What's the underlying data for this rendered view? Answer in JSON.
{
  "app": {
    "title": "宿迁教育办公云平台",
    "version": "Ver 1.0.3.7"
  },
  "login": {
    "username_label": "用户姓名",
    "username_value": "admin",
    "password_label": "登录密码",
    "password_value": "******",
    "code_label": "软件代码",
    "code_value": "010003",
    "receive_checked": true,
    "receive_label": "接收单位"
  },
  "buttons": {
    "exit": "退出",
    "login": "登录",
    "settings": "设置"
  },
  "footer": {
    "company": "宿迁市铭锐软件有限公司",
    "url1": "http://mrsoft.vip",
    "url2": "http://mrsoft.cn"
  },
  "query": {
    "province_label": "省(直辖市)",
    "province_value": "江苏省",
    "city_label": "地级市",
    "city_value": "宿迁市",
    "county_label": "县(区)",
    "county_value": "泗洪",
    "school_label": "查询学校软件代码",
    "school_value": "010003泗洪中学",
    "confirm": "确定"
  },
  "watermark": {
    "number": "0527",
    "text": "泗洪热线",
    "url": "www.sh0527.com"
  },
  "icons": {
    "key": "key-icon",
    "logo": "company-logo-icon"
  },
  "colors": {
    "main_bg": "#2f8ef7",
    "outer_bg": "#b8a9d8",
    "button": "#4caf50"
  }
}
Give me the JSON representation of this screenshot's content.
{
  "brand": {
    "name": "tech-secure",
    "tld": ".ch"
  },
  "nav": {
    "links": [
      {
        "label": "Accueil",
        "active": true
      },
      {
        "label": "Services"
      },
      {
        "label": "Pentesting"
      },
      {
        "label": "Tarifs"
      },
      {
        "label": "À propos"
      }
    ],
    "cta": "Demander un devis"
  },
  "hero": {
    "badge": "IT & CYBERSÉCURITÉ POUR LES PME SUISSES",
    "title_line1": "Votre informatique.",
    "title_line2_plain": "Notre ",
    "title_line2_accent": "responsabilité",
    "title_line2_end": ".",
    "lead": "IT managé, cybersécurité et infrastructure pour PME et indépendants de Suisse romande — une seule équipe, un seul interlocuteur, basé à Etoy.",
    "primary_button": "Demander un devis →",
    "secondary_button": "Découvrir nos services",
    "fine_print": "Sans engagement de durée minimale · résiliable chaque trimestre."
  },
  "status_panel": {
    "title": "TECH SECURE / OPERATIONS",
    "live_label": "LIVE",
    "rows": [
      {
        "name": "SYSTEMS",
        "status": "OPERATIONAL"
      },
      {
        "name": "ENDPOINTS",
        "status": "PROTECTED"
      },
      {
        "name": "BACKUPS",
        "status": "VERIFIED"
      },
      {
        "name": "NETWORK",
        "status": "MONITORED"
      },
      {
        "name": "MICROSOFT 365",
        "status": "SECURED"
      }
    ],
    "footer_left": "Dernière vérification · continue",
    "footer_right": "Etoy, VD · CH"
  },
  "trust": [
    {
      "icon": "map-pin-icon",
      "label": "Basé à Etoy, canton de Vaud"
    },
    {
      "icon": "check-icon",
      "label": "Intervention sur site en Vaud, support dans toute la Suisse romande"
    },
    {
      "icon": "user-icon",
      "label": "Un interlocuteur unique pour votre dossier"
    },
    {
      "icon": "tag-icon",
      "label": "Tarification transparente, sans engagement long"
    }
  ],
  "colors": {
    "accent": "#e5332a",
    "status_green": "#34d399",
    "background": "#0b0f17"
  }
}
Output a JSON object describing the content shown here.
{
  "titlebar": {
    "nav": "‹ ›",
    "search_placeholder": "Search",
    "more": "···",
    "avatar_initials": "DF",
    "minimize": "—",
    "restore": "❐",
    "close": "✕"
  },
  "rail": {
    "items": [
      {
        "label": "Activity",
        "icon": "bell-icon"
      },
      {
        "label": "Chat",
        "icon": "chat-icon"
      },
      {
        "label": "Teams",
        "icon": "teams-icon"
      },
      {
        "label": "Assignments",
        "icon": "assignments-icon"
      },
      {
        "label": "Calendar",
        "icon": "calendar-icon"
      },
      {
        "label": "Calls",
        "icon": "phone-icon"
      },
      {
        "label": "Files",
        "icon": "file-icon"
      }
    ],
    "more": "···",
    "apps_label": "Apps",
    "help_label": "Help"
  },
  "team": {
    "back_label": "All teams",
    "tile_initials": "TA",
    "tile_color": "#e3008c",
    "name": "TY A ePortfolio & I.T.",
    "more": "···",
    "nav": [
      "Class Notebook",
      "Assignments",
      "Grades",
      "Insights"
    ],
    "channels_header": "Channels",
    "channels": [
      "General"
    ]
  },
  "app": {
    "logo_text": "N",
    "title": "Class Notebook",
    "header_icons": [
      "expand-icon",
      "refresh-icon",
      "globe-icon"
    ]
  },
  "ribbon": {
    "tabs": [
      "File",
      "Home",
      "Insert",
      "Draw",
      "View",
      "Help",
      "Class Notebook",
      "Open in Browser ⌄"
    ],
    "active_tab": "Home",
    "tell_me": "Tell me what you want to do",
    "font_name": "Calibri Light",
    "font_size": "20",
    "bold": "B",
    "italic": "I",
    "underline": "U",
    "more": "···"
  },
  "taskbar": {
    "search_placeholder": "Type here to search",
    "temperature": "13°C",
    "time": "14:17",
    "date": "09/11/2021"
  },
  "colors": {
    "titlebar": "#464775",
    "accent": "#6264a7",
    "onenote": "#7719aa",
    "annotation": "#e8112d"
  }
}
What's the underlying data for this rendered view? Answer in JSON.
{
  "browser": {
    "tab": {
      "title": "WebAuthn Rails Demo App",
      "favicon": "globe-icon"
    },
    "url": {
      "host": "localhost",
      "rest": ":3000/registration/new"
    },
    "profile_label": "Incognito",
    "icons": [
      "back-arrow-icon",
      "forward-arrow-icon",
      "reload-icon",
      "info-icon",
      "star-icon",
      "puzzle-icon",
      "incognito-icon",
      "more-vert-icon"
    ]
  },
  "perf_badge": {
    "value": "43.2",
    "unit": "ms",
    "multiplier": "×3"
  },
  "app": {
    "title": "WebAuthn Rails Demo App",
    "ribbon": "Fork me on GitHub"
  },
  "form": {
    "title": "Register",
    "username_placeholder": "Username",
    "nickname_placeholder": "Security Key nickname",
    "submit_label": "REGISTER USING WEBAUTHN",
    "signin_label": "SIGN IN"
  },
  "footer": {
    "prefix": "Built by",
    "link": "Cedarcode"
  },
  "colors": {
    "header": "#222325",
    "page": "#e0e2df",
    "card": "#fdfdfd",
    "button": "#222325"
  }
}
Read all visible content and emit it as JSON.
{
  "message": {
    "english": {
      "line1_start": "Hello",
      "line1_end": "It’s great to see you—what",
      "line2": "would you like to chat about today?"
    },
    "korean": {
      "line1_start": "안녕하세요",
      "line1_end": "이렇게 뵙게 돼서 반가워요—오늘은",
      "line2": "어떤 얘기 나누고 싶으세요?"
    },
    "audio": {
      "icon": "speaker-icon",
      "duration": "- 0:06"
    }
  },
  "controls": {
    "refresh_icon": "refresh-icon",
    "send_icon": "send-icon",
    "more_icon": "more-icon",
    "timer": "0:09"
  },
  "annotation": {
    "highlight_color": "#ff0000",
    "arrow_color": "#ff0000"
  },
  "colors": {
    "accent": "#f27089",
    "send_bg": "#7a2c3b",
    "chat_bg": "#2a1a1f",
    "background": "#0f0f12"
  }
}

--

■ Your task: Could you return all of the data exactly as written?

■ Output of the exercise:
What's the underlying data for this rendered view? Answer in JSON.
{
  "app": {
    "title": "宿迁教育办公云平台",
    "version": "Ver 1.0.3.7"
  },
  "login": {
    "username_label": "用户姓名",
    "username_value": "admin",
    "password_label": "登录密码",
    "password_value": "******",
    "code_label": "软件代码",
    "code_value": "010003",
    "receive_checked": true,
    "receive_label": "接收单位"
  },
  "buttons": {
    "exit": "退出",
    "login": "登录",
    "settings": "设置"
  },
  "footer": {
    "company": "宿迁市铭锐软件有限公司",
    "url1": "http://mrsoft.vip",
    "url2": "http://mrsoft.cn"
  },
  "query": {
    "province_label": "省(直辖市)",
    "province_value": "江苏省",
    "city_label": "地级市",
    "city_value": "宿迁市",
    "county_label": "县(区)",
    "county_value": "泗洪",
    "school_label": "查询学校软件代码",
    "school_value": "010003泗洪中学",
    "confirm": "确定"
  },
  "watermark": {
    "number": "0527",
    "text": "泗洪热线",
    "url": "www.sh0527.com"
  },
  "icons": {
    "key": "key-icon",
    "logo": "company-logo-icon"
  },
  "colors": {
    "main_bg": "#2f8ef7",
    "outer_bg": "#b8a9d8",
    "button": "#4caf50"
  }
}
Give me the JSON representation of this screenshot's content.
{
  "brand": {
    "name": "tech-secure",
    "tld": ".ch"
  },
  "nav": {
    "links": [
      {
        "label": "Accueil",
        "active": true
      },
      {
        "label": "Services"
      },
      {
        "label": "Pentesting"
      },
      {
        "label": "Tarifs"
      },
      {
        "label": "À propos"
      }
    ],
    "cta": "Demander un devis"
  },
  "hero": {
    "badge": "IT & CYBERSÉCURITÉ POUR LES PME SUISSES",
    "title_line1": "Votre informatique.",
    "title_line2_plain": "Notre ",
    "title_line2_accent": "responsabilité",
    "title_line2_end": ".",
    "lead": "IT managé, cybersécurité et infrastructure pour PME et indépendants de Suisse romande — une seule équipe, un seul interlocuteur, basé à Etoy.",
    "primary_button": "Demander un devis →",
    "secondary_button": "Découvrir nos services",
    "fine_print": "Sans engagement de durée minimale · résiliable chaque trimestre."
  },
  "status_panel": {
    "title": "TECH SECURE / OPERATIONS",
    "live_label": "LIVE",
    "rows": [
      {
        "name": "SYSTEMS",
        "status": "OPERATIONAL"
      },
      {
        "name": "ENDPOINTS",
        "status": "PROTECTED"
      },
      {
        "name": "BACKUPS",
        "status": "VERIFIED"
      },
      {
        "name": "NETWORK",
        "status": "MONITORED"
      },
      {
        "name": "MICROSOFT 365",
        "status": "SECURED"
      }
    ],
    "footer_left": "Dernière vérification · continue",
    "footer_right": "Etoy, VD · CH"
  },
  "trust": [
    {
      "icon": "map-pin-icon",
      "label": "Basé à Etoy, canton de Vaud"
    },
    {
      "icon": "check-icon",
      "label": "Intervention sur site en Vaud, support dans toute la Suisse romande"
    },
    {
      "icon": "user-icon",
      "label": "Un interlocuteur unique pour votre dossier"
    },
    {
      "icon": "tag-icon",
      "label": "Tarification transparente, sans engagement long"
    }
  ],
  "colors": {
    "accent": "#e5332a",
    "status_green": "#34d399",
    "background": "#0b0f17"
  }
}
Output a JSON object describing the content shown here.
{
  "titlebar": {
    "nav": "‹ ›",
    "search_placeholder": "Search",
    "more": "···",
    "avatar_initials": "DF",
    "minimize": "—",
    "restore": "❐",
    "close": "✕"
  },
  "rail": {
    "items": [
      {
        "label": "Activity",
        "icon": "bell-icon"
      },
      {
        "label": "Chat",
        "icon": "chat-icon"
      },
      {
        "label": "Teams",
        "icon": "teams-icon"
      },
      {
        "label": "Assignments",
        "icon": "assignments-icon"
      },
      {
        "label": "Calendar",
        "icon": "calendar-icon"
      },
      {
        "label": "Calls",
        "icon": "phone-icon"
      },
      {
        "label": "Files",
        "icon": "file-icon"
      }
    ],
    "more": "···",
    "apps_label": "Apps",
    "help_label": "Help"
  },
  "team": {
    "back_label": "All teams",
    "tile_initials": "TA",
    "tile_color": "#e3008c",
    "name": "TY A ePortfolio & I.T.",
    "more": "···",
    "nav": [
      "Class Notebook",
      "Assignments",
      "Grades",
      "Insights"
    ],
    "channels_header": "Channels",
    "channels": [
      "General"
    ]
  },
  "app": {
    "logo_text": "N",
    "title": "Class Notebook",
    "header_icons": [
      "expand-icon",
      "refresh-icon",
      "globe-icon"
    ]
  },
  "ribbon": {
    "tabs": [
      "File",
      "Home",
      "Insert",
      "Draw",
      "View",
      "Help",
      "Class Notebook",
      "Open in Browser ⌄"
    ],
    "active_tab": "Home",
    "tell_me": "Tell me what you want to do",
    "font_name": "Calibri Light",
    "font_size": "20",
    "bold": "B",
    "italic": "I",
    "underline": "U",
    "more": "···"
  },
  "taskbar": {
    "search_placeholder": "Type here to search",
    "temperature": "13°C",
    "time": "14:17",
    "date": "09/11/2021"
  },
  "colors": {
    "titlebar": "#464775",
    "accent": "#6264a7",
    "onenote": "#7719aa",
    "annotation": "#e8112d"
  }
}
What's the underlying data for this rendered view? Answer in JSON.
{
  "browser": {
    "tab": {
      "title": "WebAuthn Rails Demo App",
      "favicon": "globe-icon"
    },
    "url": {
      "host": "localhost",
      "rest": ":3000/registration/new"
    },
    "profile_label": "Incognito",
    "icons": [
      "back-arrow-icon",
      "forward-arrow-icon",
      "reload-icon",
      "info-icon",
      "star-icon",
      "puzzle-icon",
      "incognito-icon",
      "more-vert-icon"
    ]
  },
  "perf_badge": {
    "value": "43.2",
    "unit": "ms",
    "multiplier": "×3"
  },
  "app": {
    "title": "WebAuthn Rails Demo App",
    "ribbon": "Fork me on GitHub"
  },
  "form": {
    "title": "Register",
    "username_placeholder": "Username",
    "nickname_placeholder": "Security Key nickname",
    "submit_label": "REGISTER USING WEBAUTHN",
    "signin_label": "SIGN IN"
  },
  "footer": {
    "prefix": "Built by",
    "link": "Cedarcode"
  },
  "colors": {
    "header": "#222325",
    "page": "#e0e2df",
    "card": "#fdfdfd",
    "button": "#222325"
  }
}
Read all visible content and emit it as JSON.
{
  "message": {
    "english": {
      "line1_start": "Hello",
      "line1_end": "It’s great to see you—what",
      "line2": "would you like to chat about today?"
    },
    "korean": {
      "line1_start": "안녕하세요",
      "line1_end": "이렇게 뵙게 돼서 반가워요—오늘은",
      "line2": "어떤 얘기 나누고 싶으세요?"
    },
    "audio": {
      "icon": "speaker-icon",
      "duration": "- 0:06"
    }
  },
  "controls": {
    "refresh_icon": "refresh-icon",
    "send_icon": "send-icon",
    "more_icon": "more-icon",
    "timer": "0:09"
  },
  "annotation": {
    "highlight_color": "#ff0000",
    "arrow_color": "#ff0000"
  },
  "colors": {
    "accent": "#f27089",
    "send_bg": "#7a2c3b",
    "chat_bg": "#2a1a1f",
    "background": "#0f0f12"
  }
}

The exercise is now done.